But it did, and I was there bearing witness to it. Then, in the quiet, intruded the subtlest recognition: It wasn’t the “sunset” I was seeing.
Faster than awareness itself, I shut down: batten down the hatches! It pained me, terrified me to acknowledge the source of this indescribable experience.
I’ve spoken about this time and time again, as if attempting to keep the experience alive but always at a safe distance. Today, that safety was broken.
I was out for a walk in the early evening, and found myself staring off into another sunset. It was, again, beautiful. Moments before losing myself in the experience, the same memory rushed in. A tender vulnerability marked a palpable threshold I realized I could choose to cross.
I can’t recall the exact decisions I made, but I finally surrendered: There, the sunset serving as a backdrop, a gracious mirror against which I could briefly glimpse the vastness of the universe within. There, with the gift of the physical world and this physical existence, I found my place in earnest gratitude. There, magnificent.
I’ve been thinking a lot about tools. Every once in a while, I look back and notice how much my relationship to them has changed.

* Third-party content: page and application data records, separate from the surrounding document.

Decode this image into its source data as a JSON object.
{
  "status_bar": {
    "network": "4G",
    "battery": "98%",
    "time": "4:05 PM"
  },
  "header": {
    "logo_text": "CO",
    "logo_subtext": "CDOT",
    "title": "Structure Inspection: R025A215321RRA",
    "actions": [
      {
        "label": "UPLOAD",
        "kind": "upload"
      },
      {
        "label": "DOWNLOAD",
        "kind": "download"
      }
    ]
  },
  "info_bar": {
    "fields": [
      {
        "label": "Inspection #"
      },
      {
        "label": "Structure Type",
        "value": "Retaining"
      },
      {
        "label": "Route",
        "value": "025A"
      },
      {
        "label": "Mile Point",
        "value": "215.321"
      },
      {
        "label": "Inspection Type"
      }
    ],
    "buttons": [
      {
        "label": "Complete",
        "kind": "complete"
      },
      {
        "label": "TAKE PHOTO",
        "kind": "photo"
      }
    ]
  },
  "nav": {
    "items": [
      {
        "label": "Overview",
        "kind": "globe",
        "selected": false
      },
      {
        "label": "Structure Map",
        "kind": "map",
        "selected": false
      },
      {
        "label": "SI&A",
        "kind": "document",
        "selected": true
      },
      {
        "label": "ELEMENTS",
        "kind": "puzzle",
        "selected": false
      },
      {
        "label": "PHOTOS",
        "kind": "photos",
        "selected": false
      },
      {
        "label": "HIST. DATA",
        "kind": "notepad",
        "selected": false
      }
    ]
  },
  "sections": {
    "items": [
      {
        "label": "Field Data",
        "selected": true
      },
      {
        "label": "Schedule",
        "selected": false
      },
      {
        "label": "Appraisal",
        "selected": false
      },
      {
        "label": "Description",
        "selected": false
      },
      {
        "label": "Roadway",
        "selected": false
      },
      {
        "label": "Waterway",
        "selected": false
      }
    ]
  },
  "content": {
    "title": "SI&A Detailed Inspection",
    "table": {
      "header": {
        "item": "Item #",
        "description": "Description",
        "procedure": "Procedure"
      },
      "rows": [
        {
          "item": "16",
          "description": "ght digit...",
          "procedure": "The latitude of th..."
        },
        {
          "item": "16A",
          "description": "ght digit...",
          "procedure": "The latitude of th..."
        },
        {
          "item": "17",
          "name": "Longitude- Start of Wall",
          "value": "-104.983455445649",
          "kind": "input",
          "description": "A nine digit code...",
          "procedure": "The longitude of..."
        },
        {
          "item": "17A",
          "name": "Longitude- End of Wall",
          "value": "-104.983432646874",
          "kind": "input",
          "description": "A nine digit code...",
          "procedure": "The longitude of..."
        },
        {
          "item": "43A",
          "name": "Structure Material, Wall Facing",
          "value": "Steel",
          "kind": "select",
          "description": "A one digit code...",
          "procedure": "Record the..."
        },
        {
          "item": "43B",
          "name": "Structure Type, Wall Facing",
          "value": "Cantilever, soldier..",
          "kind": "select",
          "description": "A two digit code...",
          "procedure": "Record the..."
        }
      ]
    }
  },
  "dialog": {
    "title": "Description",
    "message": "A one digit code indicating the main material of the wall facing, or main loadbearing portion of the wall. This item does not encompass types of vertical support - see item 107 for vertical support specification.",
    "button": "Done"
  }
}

As a child, the only family outings I remember dreading were visits to the hardware store. To a seven- or eight-year-old girl, a warehouse full of tools didn’t just pale in comparison to the toy store or the candy store; for some odd reason, I found them painfully boring. (Never mind that practically everything around me—including toy and candy stores—existed in part because of tools!) The closest I ever came to enjoying these visits was the day I discovered an isle packed with rolls of pink fiberglass insulation. Maybe it was the Pink Panther on the label, or layer upon layer of fluffy goodness inviting me to dive right in; whatever it was, my delight was but momentary: I learned the hard, itchy way that fiberglass insulation is not cotton candy.Read More
There’s a story I read several years ago; it comes and goes like a familiar ghost, but lately it’s more and more present. To me, it’s one of the simplest, most poignant allegories on the human condition—as long as you’re willing to look beyond theological constructs. Sometimes, when I bump up against labels and the like, I find approaching any information as one would a fable or a childhood story yields a refreshing flexibility of mind.
This excerpt is from How To Know God: The Yoga Aphorisms of Patanjali. If you’re unfamiliar with Eastern Philosophy, as I am, the only term that’s helpful to know beforehand, ahem, is “Atman.” Simply put: it means the real Self.Read More
Two years ago a friend of mine gave me her copy of Irina Tweedie’s The Chasm of Fire: A Woman's Experience with the Teachings of a Sufi Master. The title is self-explanatory, and it’s a great read—it’s actually a portion of her larger work, Daughter of Fire, which I haven’t read. There are a couple lines in the first chapter that moved me; they were the first of many.
It is the task of the Teacher to set the heart aflame with an unquenchable fire of longing; it is his duty to keep it burning until it is reduced to ashes. For only a heart which has burned itself empty is capable of love.